* **WORK INSTRUCTIONS**
Nothing in the data should change when you return it, but leave the pictures out.

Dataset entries
================================
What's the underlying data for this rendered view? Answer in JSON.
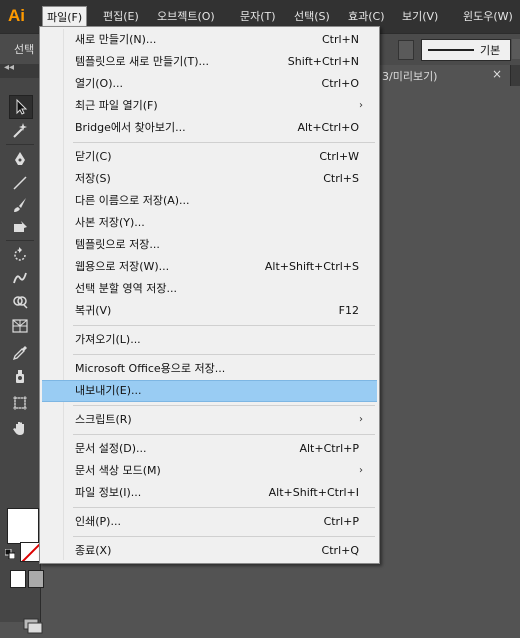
{
  "app": {
    "logo": "Ai"
  },
  "menubar": {
    "items": [
      "파일(F)",
      "편집(E)",
      "오브젝트(O)",
      "문자(T)",
      "선택(S)",
      "효과(C)",
      "보기(V)",
      "윈도우(W)"
    ]
  },
  "controlbar": {
    "select_label": "선택",
    "style_label": "기본"
  },
  "document_tab": {
    "label": "3/미리보기)",
    "close": "×"
  },
  "file_menu": {
    "items": [
      {
        "label": "새로 만들기(N)...",
        "shortcut": "Ctrl+N"
      },
      {
        "label": "템플릿으로 새로 만들기(T)...",
        "shortcut": "Shift+Ctrl+N"
      },
      {
        "label": "열기(O)...",
        "shortcut": "Ctrl+O"
      },
      {
        "label": "최근 파일 열기(F)",
        "shortcut": "",
        "submenu": true
      },
      {
        "label": "Bridge에서 찾아보기...",
        "shortcut": "Alt+Ctrl+O"
      },
      {
        "label": "닫기(C)",
        "shortcut": "Ctrl+W"
      },
      {
        "label": "저장(S)",
        "shortcut": "Ctrl+S"
      },
      {
        "label": "다른 이름으로 저장(A)...",
        "shortcut": ""
      },
      {
        "label": "사본 저장(Y)...",
        "shortcut": ""
      },
      {
        "label": "템플릿으로 저장...",
        "shortcut": ""
      },
      {
        "label": "웹용으로 저장(W)...",
        "shortcut": "Alt+Shift+Ctrl+S"
      },
      {
        "label": "선택 분할 영역 저장...",
        "shortcut": ""
      },
      {
        "label": "복귀(V)",
        "shortcut": "F12"
      },
      {
        "label": "가져오기(L)...",
        "shortcut": ""
      },
      {
        "label": "Microsoft Office용으로 저장...",
        "shortcut": ""
      },
      {
        "label": "내보내기(E)...",
        "shortcut": "",
        "highlighted": true
      },
      {
        "label": "스크립트(R)",
        "shortcut": "",
        "submenu": true
      },
      {
        "label": "문서 설정(D)...",
        "shortcut": "Alt+Ctrl+P"
      },
      {
        "label": "문서 색상 모드(M)",
        "shortcut": "",
        "submenu": true
      },
      {
        "label": "파일 정보(I)...",
        "shortcut": "Alt+Shift+Ctrl+I"
      },
      {
        "label": "인쇄(P)...",
        "shortcut": "Ctrl+P"
      },
      {
        "label": "종료(X)",
        "shortcut": "Ctrl+Q"
      }
    ],
    "submenu_arrow": "›"
  },
  "toolbar": {
    "collapse": "◂◂",
    "tools": [
      "selection-tool",
      "magic-wand-tool",
      "pen-tool",
      "line-tool",
      "brush-tool",
      "blob-brush-tool",
      "rotate-tool",
      "warp-tool",
      "shape-builder-tool",
      "perspective-grid-tool",
      "eyedropper-tool",
      "symbol-sprayer-tool",
      "artboard-tool",
      "hand-tool"
    ]
  },
  "colors": {
    "highlight": "#99ccf3",
    "logo": "#ff9a00",
    "menu_bg": "#f0f0f0"
  }
}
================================
* **EXERCISE ANSWER**
What's the underlying data for this rendered view? Answer in JSON.
{
  "app": {
    "logo": "Ai"
  },
  "menubar": {
    "items": [
      "파일(F)",
      "편집(E)",
      "오브젝트(O)",
      "문자(T)",
      "선택(S)",
      "효과(C)",
      "보기(V)",
      "윈도우(W)"
    ]
  },
  "controlbar": {
    "select_label": "선택",
    "style_label": "기본"
  },
  "document_tab": {
    "label": "3/미리보기)",
    "close": "×"
  },
  "file_menu": {
    "items": [
      {
        "label": "새로 만들기(N)...",
        "shortcut": "Ctrl+N"
      },
      {
        "label": "템플릿으로 새로 만들기(T)...",
        "shortcut": "Shift+Ctrl+N"
      },
      {
        "label": "열기(O)...",
        "shortcut": "Ctrl+O"
      },
      {
        "label": "최근 파일 열기(F)",
        "shortcut": "",
        "submenu": true
      },
      {
        "label": "Bridge에서 찾아보기...",
        "shortcut": "Alt+Ctrl+O"
      },
      {
        "label": "닫기(C)",
        "shortcut": "Ctrl+W"
      },
      {
        "label": "저장(S)",
        "shortcut": "Ctrl+S"
      },
      {
        "label": "다른 이름으로 저장(A)...",
        "shortcut": ""
      },
      {
        "label": "사본 저장(Y)...",
        "shortcut": ""
      },
      {
        "label": "템플릿으로 저장...",
        "shortcut": ""
      },
      {
        "label": "웹용으로 저장(W)...",
        "shortcut": "Alt+Shift+Ctrl+S"
      },
      {
        "label": "선택 분할 영역 저장...",
        "shortcut": ""
      },
      {
        "label": "복귀(V)",
        "shortcut": "F12"
      },
      {
        "label": "가져오기(L)...",
        "shortcut": ""
      },
      {
        "label": "Microsoft Office용으로 저장...",
        "shortcut": ""
      },
      {
        "label": "내보내기(E)...",
        "shortcut": "",
        "highlighted": true
      },
      {
        "label": "스크립트(R)",
        "shortcut": "",
        "submenu": true
      },
      {
        "label": "문서 설정(D)...",
        "shortcut": "Alt+Ctrl+P"
      },
      {
        "label": "문서 색상 모드(M)",
        "shortcut": "",
        "submenu": true
      },
      {
        "label": "파일 정보(I)...",
        "shortcut": "Alt+Shift+Ctrl+I"
      },
      {
        "label": "인쇄(P)...",
        "shortcut": "Ctrl+P"
      },
      {
        "label": "종료(X)",
        "shortcut": "Ctrl+Q"
      }
    ],
    "submenu_arrow": "›"
  },
  "toolbar": {
    "collapse": "◂◂",
    "tools": [
      "selection-tool",
      "magic-wand-tool",
      "pen-tool",
      "line-tool",
      "brush-tool",
      "blob-brush-tool",
      "rotate-tool",
      "warp-tool",
      "shape-builder-tool",
      "perspective-grid-tool",
      "eyedropper-tool",
      "symbol-sprayer-tool",
      "artboard-tool",
      "hand-tool"
    ]
  },
  "colors": {
    "highlight": "#99ccf3",
    "logo": "#ff9a00",
    "menu_bg": "#f0f0f0"
  }
}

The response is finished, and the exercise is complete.